South African soccer was plunged into a doping crisis on Thursday after it was revealed that two more Premier Soccer League players have tested positive for a banned substance.

Only this week, Ajax Cape Town goalkeeper Moeneeb Josephs and Golden Arrows striker Harry Milanzi both received six-month suspended sentences from the South African Football Association for differing doping offences.

With four positive tests now having taken place in an extremely short space of time, the chairperson of Safa's anti-doping committee, Raymond Hack, admitted yesterday that the matter "raises a note of concern".

While Hack was unable to reveal the names of the two latest players who have tested positive, or the type of substance involved, he said that the Premier Soccer League had been notified, and that the players now had 14 days in which to accept the finding, or to request a B sample.

Whatever they choose, it is very likely they will find themselves before a Safa DC, as B samples very rarely prove different from the initial test. "A lot of people think it will be different. But in fact the initial sample is just divided into two," added Hack.

Josephs's case is more one of administrative bungling from his club, Ajax Cape Town.

The Ajax goalkeeper, called up on Wednesday to the Bafana squad to face Australia this week, tested positive for Salbutamol, a banned stimulant.

Josephs has a known problem with asthma and Salbutamol, used for asthma treatment, is allowed provided you obtain an exemption certificate from the national doping body. However, Josephs's exemption certificate had expired, and his club had failed to apply to Safa for a new exemption.

Josephs pleaded guilty to the charge, picking up a R12 000 fine as well as his sentence. Milanzi, meanwhile, tested positive for marijuana, and fined R15 000 on top of his sentence.

Fifa, however, may have something to say on both sentences. Safa moved its doping regulations in line with Fifa's in November 2003, one of the main reason why Arthur Zwane's sentence was reduced on appeal, after he had tested positive for methyl-testosterone.

And, according to Fifa rules, marijuana, for one, carries a minimum six-month ban. Fifa's doping body are hardly likely to be happy with the suspended nature of the two sentences.

All recent tests have been carried out by the South African Institute for Drug Free Sport.

"They do four or eight tests on a weekend or in the week. One player from each team is tested," said Hack. "People have to be aware that they face the risk of being caught."

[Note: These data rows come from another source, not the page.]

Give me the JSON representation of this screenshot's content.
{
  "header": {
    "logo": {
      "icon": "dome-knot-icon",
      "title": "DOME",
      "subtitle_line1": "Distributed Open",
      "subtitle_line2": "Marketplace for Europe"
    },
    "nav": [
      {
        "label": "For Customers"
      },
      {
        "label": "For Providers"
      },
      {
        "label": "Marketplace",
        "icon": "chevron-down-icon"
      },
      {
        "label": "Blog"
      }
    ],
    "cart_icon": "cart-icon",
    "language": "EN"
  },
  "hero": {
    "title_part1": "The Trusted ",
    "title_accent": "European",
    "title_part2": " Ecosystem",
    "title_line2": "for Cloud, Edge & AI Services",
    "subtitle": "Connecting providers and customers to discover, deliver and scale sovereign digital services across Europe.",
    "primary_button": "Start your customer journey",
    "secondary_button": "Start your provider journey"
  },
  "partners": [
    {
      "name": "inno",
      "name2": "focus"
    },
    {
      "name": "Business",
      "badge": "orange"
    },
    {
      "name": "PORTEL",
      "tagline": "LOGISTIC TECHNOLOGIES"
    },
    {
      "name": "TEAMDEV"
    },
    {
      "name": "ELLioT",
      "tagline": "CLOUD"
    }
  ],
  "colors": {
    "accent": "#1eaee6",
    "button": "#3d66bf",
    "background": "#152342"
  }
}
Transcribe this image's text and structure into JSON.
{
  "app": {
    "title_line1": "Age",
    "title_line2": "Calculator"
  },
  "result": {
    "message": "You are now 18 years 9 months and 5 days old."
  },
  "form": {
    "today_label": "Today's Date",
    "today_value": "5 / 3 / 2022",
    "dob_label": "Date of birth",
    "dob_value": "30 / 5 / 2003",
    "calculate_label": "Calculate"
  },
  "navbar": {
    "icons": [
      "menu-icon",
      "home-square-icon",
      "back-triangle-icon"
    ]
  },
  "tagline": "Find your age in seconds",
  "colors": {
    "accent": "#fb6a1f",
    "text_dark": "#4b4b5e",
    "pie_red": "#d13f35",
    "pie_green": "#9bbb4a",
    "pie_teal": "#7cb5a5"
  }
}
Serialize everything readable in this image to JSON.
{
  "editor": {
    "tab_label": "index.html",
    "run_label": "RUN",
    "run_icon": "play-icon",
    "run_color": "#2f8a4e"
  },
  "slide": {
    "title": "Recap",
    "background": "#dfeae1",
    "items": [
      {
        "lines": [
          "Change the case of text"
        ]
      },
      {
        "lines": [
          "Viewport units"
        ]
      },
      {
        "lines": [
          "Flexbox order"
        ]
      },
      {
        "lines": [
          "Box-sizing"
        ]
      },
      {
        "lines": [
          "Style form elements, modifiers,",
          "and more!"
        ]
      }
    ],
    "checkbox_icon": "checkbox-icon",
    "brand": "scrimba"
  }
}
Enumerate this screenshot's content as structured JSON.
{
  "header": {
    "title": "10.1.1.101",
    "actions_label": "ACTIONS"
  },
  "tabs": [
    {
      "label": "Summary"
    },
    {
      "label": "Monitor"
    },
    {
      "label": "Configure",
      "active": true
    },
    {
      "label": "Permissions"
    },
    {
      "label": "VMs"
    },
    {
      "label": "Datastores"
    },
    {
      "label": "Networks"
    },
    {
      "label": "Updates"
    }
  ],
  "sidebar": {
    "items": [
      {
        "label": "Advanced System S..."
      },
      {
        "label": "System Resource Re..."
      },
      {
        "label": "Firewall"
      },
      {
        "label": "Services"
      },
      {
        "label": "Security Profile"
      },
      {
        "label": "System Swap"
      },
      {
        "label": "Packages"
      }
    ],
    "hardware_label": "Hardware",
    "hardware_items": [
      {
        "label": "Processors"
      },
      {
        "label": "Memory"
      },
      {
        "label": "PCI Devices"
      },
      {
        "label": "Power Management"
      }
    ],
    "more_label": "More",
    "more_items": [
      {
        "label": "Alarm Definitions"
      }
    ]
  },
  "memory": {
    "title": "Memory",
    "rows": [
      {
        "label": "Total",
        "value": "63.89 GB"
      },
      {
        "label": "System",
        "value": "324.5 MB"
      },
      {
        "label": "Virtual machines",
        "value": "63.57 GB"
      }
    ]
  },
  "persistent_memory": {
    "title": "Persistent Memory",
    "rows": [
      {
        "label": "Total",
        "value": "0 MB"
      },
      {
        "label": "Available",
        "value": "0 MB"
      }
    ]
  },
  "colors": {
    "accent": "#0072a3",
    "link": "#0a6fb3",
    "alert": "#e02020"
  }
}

Whoever these two new players are, and whatever charges are brought against them, it is worrying that so many players are being caught. Now, perhaps, players will be challenged to change their lifestyle, or risk a serious ban from the game. - Soccer Writer